EdWeek: An Arizona administrative law judge ruled that the Tuscon Mexican American studies program was in violation of a recent Arizona law that "bans classes primarily designed for a particular ethnic group or that 'promote resentment toward a race or class of people.'” While the ruling is a recommendation only, it is in line with the new Tuscon superintendent's views, who will likely take action against the program because "by framing historical events in racial terms, the teachers promote groupthink and victimhood." Or, just maybe, "the classes push Latino students to excel and teach a long-neglected slice of America’s cultural heritage: Chicano perspectives on literature, history and social justice."
The Maricopa County sheriff and his immigration enforcement tactics are dealt another blow as "A judge overseeing a lawsuit that alleges racial profiling in Maricopa County Sheriff Joe Arpaio's immigration patrols issued punishments against the agency on Friday for its acknowledged destruction of records in the case," reports NPR.
Based on the story posted below, NPR runs a story on the same issue. Brings national attention to this very challenging issue.
AZCentral.com has a strong piece documenting how three adolescents navigate the institution of schooling and society in the wake of Arizona's anti-immigration law. Introducing one student: "Gerson lives in this trailer with two other young men. They are all seniors in high school, and they are all in the country illegally.In the aftermath of Arizona Senate Bill 1070, which made it a state crime to be an illegal immigrant, Gerson's father was deported. Jonathan Labrada's family moved away, and Alejandro Sau's family, such as it was, began to fall apart."
California, like Arizona and Massachusetts, have nationalistic English-only laws that preclude virtually any form of native language instruction. After more than a decade of implementation in these states, English learners perform among the lowest on many academic indicators.

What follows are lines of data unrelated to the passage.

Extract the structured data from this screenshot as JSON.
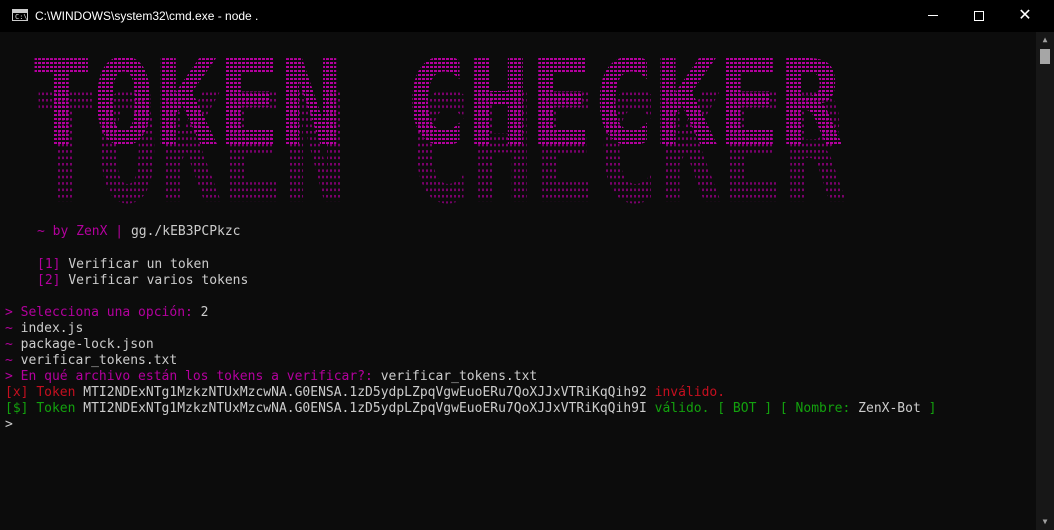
{
  "window": {
    "title": "C:\\WINDOWS\\system32\\cmd.exe - node  .",
    "minimize": "—",
    "close": "✕"
  },
  "banner": {
    "text": "TOKEN CHECKER",
    "color": "#b4009e"
  },
  "credits": {
    "prefix": "~ by ZenX",
    "sep": "|",
    "link": "gg./kEB3PCPkzc"
  },
  "menu": [
    {
      "num": "[1]",
      "label": "Verificar un token"
    },
    {
      "num": "[2]",
      "label": "Verificar varios tokens"
    }
  ],
  "prompt1": {
    "arrow": ">",
    "text": "Selecciona una opción:",
    "value": "2"
  },
  "files": [
    "index.js",
    "package-lock.json",
    "verificar_tokens.txt"
  ],
  "file_prefix": "~",
  "prompt2": {
    "arrow": ">",
    "text": "En qué archivo están los tokens a verificar?:",
    "value": "verificar_tokens.txt"
  },
  "result_invalid": {
    "tag": "[x]",
    "label": "Token",
    "token": "MTI2NDExNTg1MzkzNTUxMzcwNA.G0ENSA.1zD5ydpLZpqVgwEuoERu7QoXJJxVTRiKqQih92",
    "status": "inválido."
  },
  "result_valid": {
    "tag": "[$]",
    "label": "Token",
    "token": "MTI2NDExNTg1MzkzNTUxMzcwNA.G0ENSA.1zD5ydpLZpqVgwEuoERu7QoXJJxVTRiKqQih9I",
    "status": "válido.",
    "bot_open": "[",
    "bot": "BOT",
    "bot_close": "]",
    "name_open": "[",
    "name_label": "Nombre:",
    "name": "ZenX-Bot",
    "name_close": "]"
  },
  "cursor": ">",
  "colors": {
    "magenta": "#b4009e",
    "red": "#c50f1f",
    "green": "#13a10e",
    "fg": "#cccccc",
    "bg": "#0c0c0c"
  }
}
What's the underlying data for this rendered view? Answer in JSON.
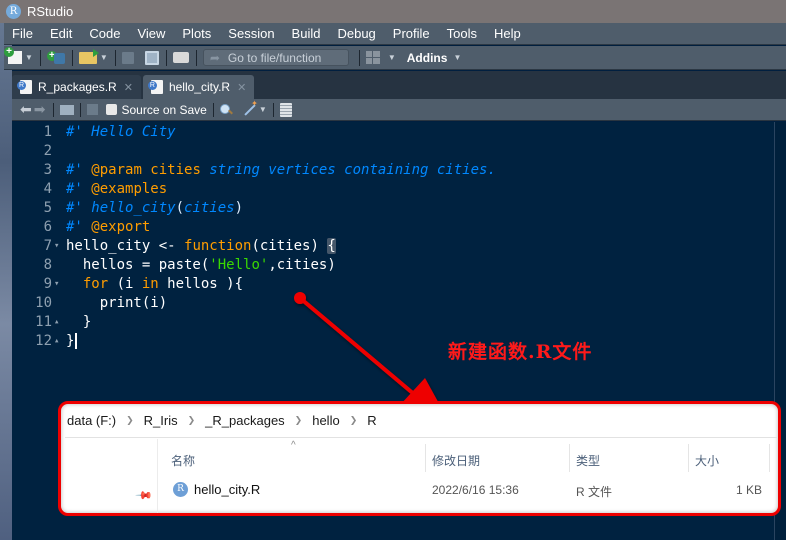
{
  "window": {
    "title": "RStudio",
    "app_icon": "R"
  },
  "menu": [
    "File",
    "Edit",
    "Code",
    "View",
    "Plots",
    "Session",
    "Build",
    "Debug",
    "Profile",
    "Tools",
    "Help"
  ],
  "toolbar": {
    "goto_placeholder": "Go to file/function",
    "addins_label": "Addins"
  },
  "tabs": [
    {
      "label": "R_packages.R",
      "active": false
    },
    {
      "label": "hello_city.R",
      "active": true
    }
  ],
  "editor_toolbar": {
    "source_on_save_label": "Source on Save",
    "source_on_save_checked": false
  },
  "code_lines": [
    {
      "n": "1",
      "fold": "",
      "tokens": [
        {
          "t": "#' Hello City",
          "c": "c-com"
        }
      ]
    },
    {
      "n": "2",
      "fold": "",
      "tokens": []
    },
    {
      "n": "3",
      "fold": "",
      "tokens": [
        {
          "t": "#' ",
          "c": "c-com"
        },
        {
          "t": "@param cities",
          "c": "c-tag"
        },
        {
          "t": " string vertices containing cities.",
          "c": "c-com"
        }
      ]
    },
    {
      "n": "4",
      "fold": "",
      "tokens": [
        {
          "t": "#' ",
          "c": "c-com"
        },
        {
          "t": "@examples",
          "c": "c-tag"
        }
      ]
    },
    {
      "n": "5",
      "fold": "",
      "tokens": [
        {
          "t": "#' hello_city",
          "c": "c-com"
        },
        {
          "t": "(",
          "c": "c-paren"
        },
        {
          "t": "cities",
          "c": "c-com"
        },
        {
          "t": ")",
          "c": "c-paren"
        }
      ]
    },
    {
      "n": "6",
      "fold": "",
      "tokens": [
        {
          "t": "#' ",
          "c": "c-com"
        },
        {
          "t": "@export",
          "c": "c-tag"
        }
      ]
    },
    {
      "n": "7",
      "fold": "▾",
      "tokens": [
        {
          "t": "hello_city <- ",
          "c": "c-plain"
        },
        {
          "t": "function",
          "c": "c-kw"
        },
        {
          "t": "(cities) ",
          "c": "c-plain"
        },
        {
          "t": "{",
          "c": "c-plain bracket-hl"
        }
      ]
    },
    {
      "n": "8",
      "fold": "",
      "tokens": [
        {
          "t": "  hellos = paste(",
          "c": "c-plain"
        },
        {
          "t": "'Hello'",
          "c": "c-str"
        },
        {
          "t": ",cities)",
          "c": "c-plain"
        }
      ]
    },
    {
      "n": "9",
      "fold": "▾",
      "tokens": [
        {
          "t": "  ",
          "c": "c-plain"
        },
        {
          "t": "for",
          "c": "c-kw"
        },
        {
          "t": " (i ",
          "c": "c-plain"
        },
        {
          "t": "in",
          "c": "c-kw"
        },
        {
          "t": " hellos ){",
          "c": "c-plain"
        }
      ]
    },
    {
      "n": "10",
      "fold": "",
      "tokens": [
        {
          "t": "    print(i)",
          "c": "c-plain"
        }
      ]
    },
    {
      "n": "11",
      "fold": "▴",
      "tokens": [
        {
          "t": "  }",
          "c": "c-plain"
        }
      ]
    },
    {
      "n": "12",
      "fold": "▴",
      "tokens": [
        {
          "t": "}",
          "c": "c-plain"
        }
      ]
    }
  ],
  "annotation": {
    "text": "新建函数.R文件",
    "color": "#ff1a1a"
  },
  "explorer": {
    "breadcrumb": [
      "data (F:)",
      "R_Iris",
      "_R_packages",
      "hello",
      "R"
    ],
    "columns": {
      "name": "名称",
      "modified": "修改日期",
      "type": "类型",
      "size": "大小"
    },
    "files": [
      {
        "name": "hello_city.R",
        "modified": "2022/6/16 15:36",
        "type": "R 文件",
        "size": "1 KB"
      }
    ]
  },
  "colors": {
    "editor_bg": "#002240",
    "comment": "#0088ff",
    "keyword": "#ff9d00",
    "string": "#3ad900",
    "highlight_border": "#ee0000"
  }
}
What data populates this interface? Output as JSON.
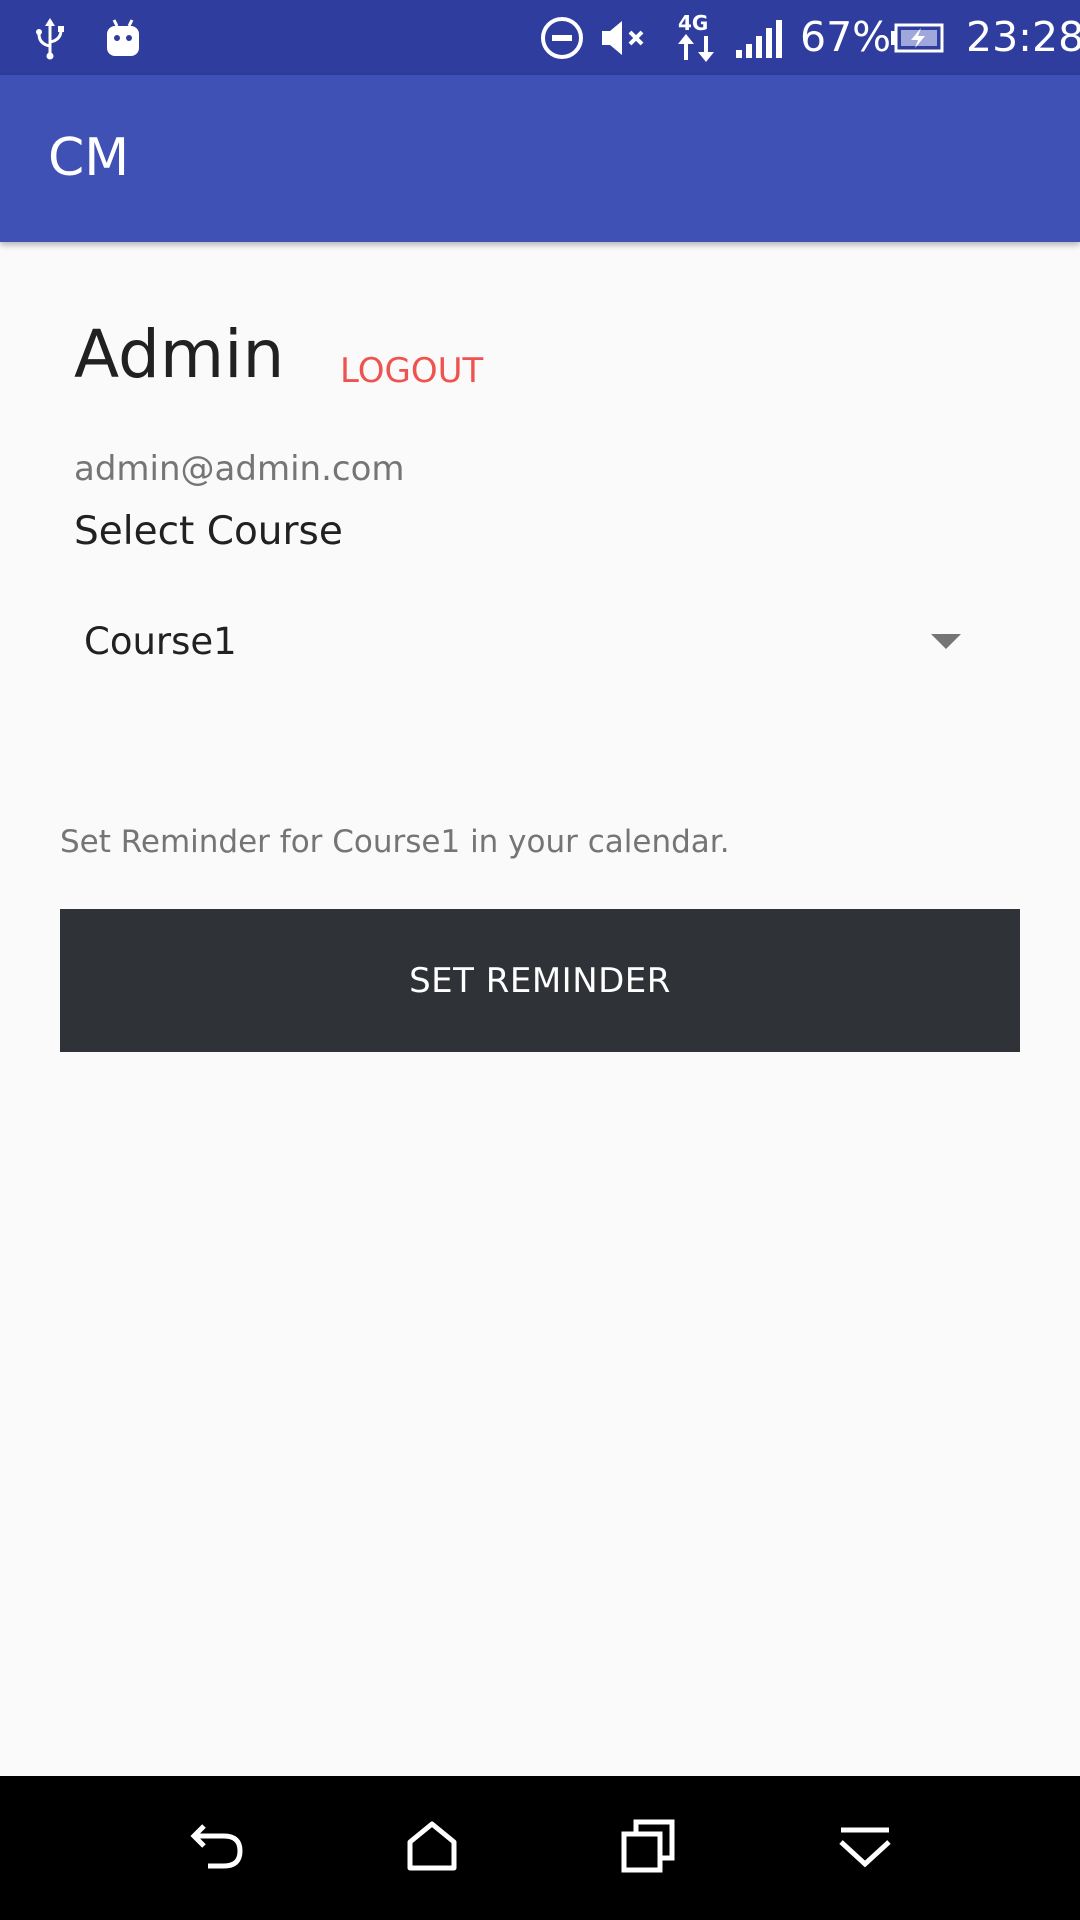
{
  "status_bar": {
    "battery": "67%",
    "time": "23:28",
    "network": "4G",
    "icons": [
      "usb-icon",
      "android-debug-icon",
      "do-not-disturb-icon",
      "volume-muted-icon",
      "network-4g-icon",
      "signal-icon",
      "battery-charging-icon"
    ]
  },
  "app_bar": {
    "title": "CM"
  },
  "profile": {
    "name": "Admin",
    "logout_label": "LOGOUT",
    "email": "admin@admin.com"
  },
  "course": {
    "select_label": "Select Course",
    "selected": "Course1"
  },
  "reminder": {
    "hint": "Set Reminder for Course1 in your calendar.",
    "button_label": "SET REMINDER"
  },
  "nav_bar": {
    "icons": [
      "back-icon",
      "home-icon",
      "recents-icon",
      "notification-dropdown-icon"
    ]
  },
  "colors": {
    "status_bar": "#2f3e9e",
    "app_bar": "#3f51b5",
    "logout": "#ef5350",
    "button": "#2f3237",
    "background": "#fafafa"
  }
}
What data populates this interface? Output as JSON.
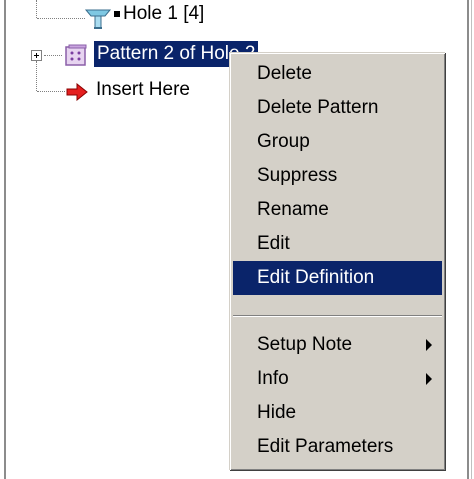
{
  "tree": {
    "items": [
      {
        "label": "Hole 1 [4]",
        "icon": "hole-feature-icon"
      },
      {
        "label": "Pattern 2 of Hole 2",
        "icon": "pattern-feature-icon",
        "selected": true
      },
      {
        "label": "Insert Here",
        "icon": "insert-here-arrow-icon"
      }
    ]
  },
  "context_menu": {
    "items": [
      {
        "label": "Delete"
      },
      {
        "label": "Delete Pattern"
      },
      {
        "label": "Group"
      },
      {
        "label": "Suppress"
      },
      {
        "label": "Rename"
      },
      {
        "label": "Edit"
      },
      {
        "label": "Edit Definition",
        "highlighted": true
      },
      {
        "label": "Setup Note",
        "submenu": true
      },
      {
        "label": "Info",
        "submenu": true
      },
      {
        "label": "Hide"
      },
      {
        "label": "Edit Parameters"
      }
    ]
  },
  "colors": {
    "selection": "#0a246a",
    "menu_background": "#d4d0c8"
  }
}
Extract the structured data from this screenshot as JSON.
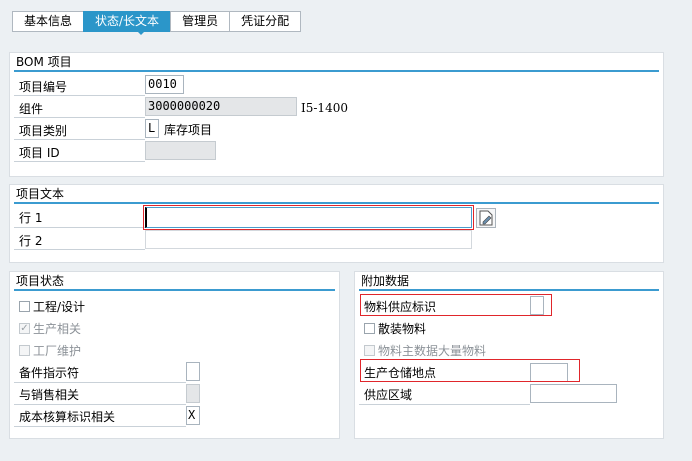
{
  "tabs": [
    {
      "label": "基本信息"
    },
    {
      "label": "状态/长文本"
    },
    {
      "label": "管理员"
    },
    {
      "label": "凭证分配"
    }
  ],
  "bom_item": {
    "title": "BOM 项目",
    "item_number_label": "项目编号",
    "item_number": "0010",
    "component_label": "组件",
    "component": "3000000020",
    "component_desc": "I5-1400",
    "item_category_label": "项目类别",
    "item_category": "L",
    "item_category_desc": "库存项目",
    "item_id_label": "项目 ID",
    "item_id": ""
  },
  "item_text": {
    "title": "项目文本",
    "line1_label": "行 1",
    "line1_value": "",
    "line2_label": "行 2",
    "line2_value": ""
  },
  "item_status": {
    "title": "项目状态",
    "engineering_label": "工程/设计",
    "engineering_checked": false,
    "production_label": "生产相关",
    "production_checked": true,
    "plant_maint_label": "工厂维护",
    "plant_maint_checked": false,
    "spare_part_label": "备件指示符",
    "spare_part_value": "",
    "sales_label": "与销售相关",
    "sales_value": "",
    "costing_label": "成本核算标识相关",
    "costing_value": "X"
  },
  "additional_data": {
    "title": "附加数据",
    "material_provision_label": "物料供应标识",
    "material_provision_value": "",
    "bulk_material_label": "散装物料",
    "bulk_material_checked": false,
    "bulk_material_master_label": "物料主数据大量物料",
    "bulk_material_master_checked": false,
    "prod_storage_label": "生产仓储地点",
    "prod_storage_value": "",
    "supply_area_label": "供应区域",
    "supply_area_value": ""
  },
  "colors": {
    "accent": "#2b96c9",
    "highlight_border": "#e0262b",
    "background": "#ecf0f3"
  }
}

Ed Week reports on a Californian study among middle school age children that "found 30 percent of students learning English had not gained language proficiency by 8th grade, although most had been in the English learning program since kindergarten. Of those who remained in English classes in high school, almost half dropped out and only 6 percent passed the state high school exit exam." LA Unified School District,
The American Spectator runs an interesting rumination on this rather contentious question. Among the more contentious selections described by Mark Tooley, the column's author: "...if the Nativity story happened in today's Arizona, 'Sheriff Arpaio would seek to arrest Joseph and Mary, throw them into Tent City, where Mary would have had her baby with little medical attention.' In this scenario, Jesus would be an anchor baby. And Joseph may have a dream directing him back into Mexico, though the 'trek across the Arizona desert is as treacherous and dangerous as the trek from Bethlehem to Egypt.'"
the Claves curriculum website is live!
Also check out the book at Guilford Press
I am an associate professor in the Lynch School of Education at Boston College. Previously I was a third- and fourth-grade bilingual teacher and worked in district, state, and nonprofit settings on issues pertaining to bilingualism and literacy. My research is broadly focused on emergent bilingual learners from Spanish-speaking homes in K-8 settings. Within that context, my work targets language use and development, cross-linguistic relations, instructional interventions, and teacher practice. I've published many articles and book chapters, has developed language-based and reading curricula, and have worked in close collaboration with Boston-area schools facilitating the translation of research to practice.